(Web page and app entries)
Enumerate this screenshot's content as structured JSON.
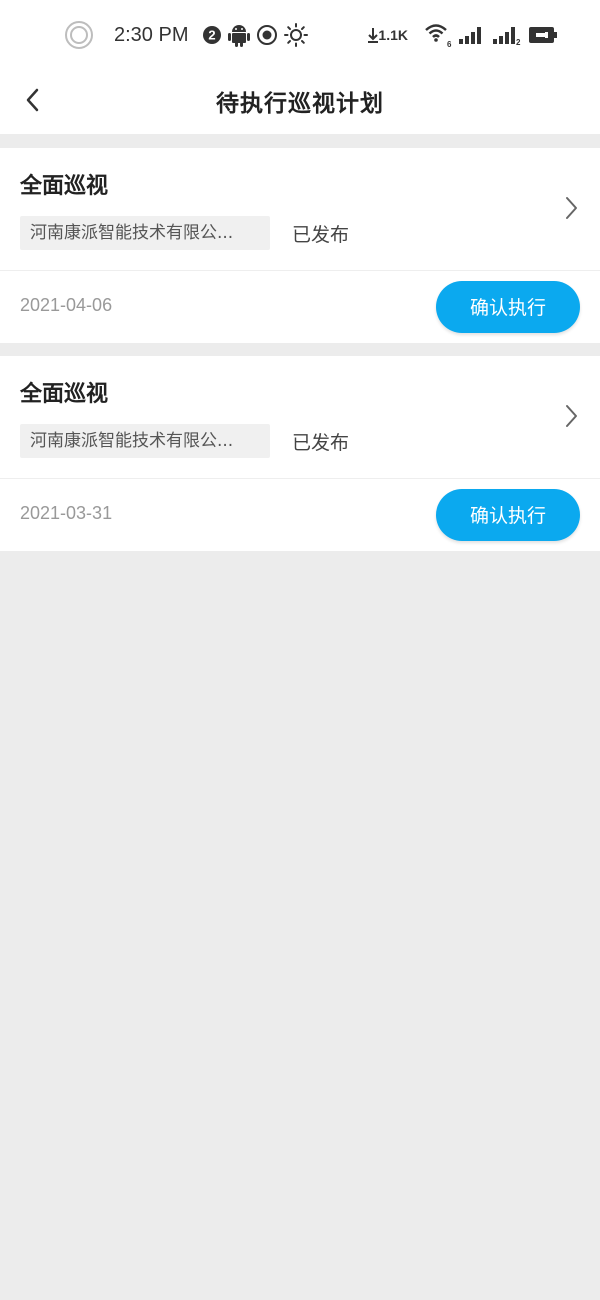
{
  "status_bar": {
    "time": "2:30 PM",
    "notification_count": "2",
    "network_speed": "1.1K",
    "wifi_label": "6",
    "signal2_label": "2"
  },
  "nav": {
    "title": "待执行巡视计划",
    "back_icon": "chevron-left-icon"
  },
  "plans": [
    {
      "title": "全面巡视",
      "company": "河南康派智能技术有限公...",
      "status": "已发布",
      "date": "2021-04-06",
      "action_label": "确认执行"
    },
    {
      "title": "全面巡视",
      "company": "河南康派智能技术有限公...",
      "status": "已发布",
      "date": "2021-03-31",
      "action_label": "确认执行"
    }
  ],
  "colors": {
    "accent": "#0ba9ef",
    "background": "#ececec",
    "card": "#ffffff"
  }
}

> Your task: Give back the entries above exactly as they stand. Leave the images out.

> Task solution:
Enumerate this screenshot's content as structured JSON.
{
  "status_bar": {
    "time": "2:30 PM",
    "notification_count": "2",
    "network_speed": "1.1K",
    "wifi_label": "6",
    "signal2_label": "2"
  },
  "nav": {
    "title": "待执行巡视计划",
    "back_icon": "chevron-left-icon"
  },
  "plans": [
    {
      "title": "全面巡视",
      "company": "河南康派智能技术有限公...",
      "status": "已发布",
      "date": "2021-04-06",
      "action_label": "确认执行"
    },
    {
      "title": "全面巡视",
      "company": "河南康派智能技术有限公...",
      "status": "已发布",
      "date": "2021-03-31",
      "action_label": "确认执行"
    }
  ],
  "colors": {
    "accent": "#0ba9ef",
    "background": "#ececec",
    "card": "#ffffff"
  }
}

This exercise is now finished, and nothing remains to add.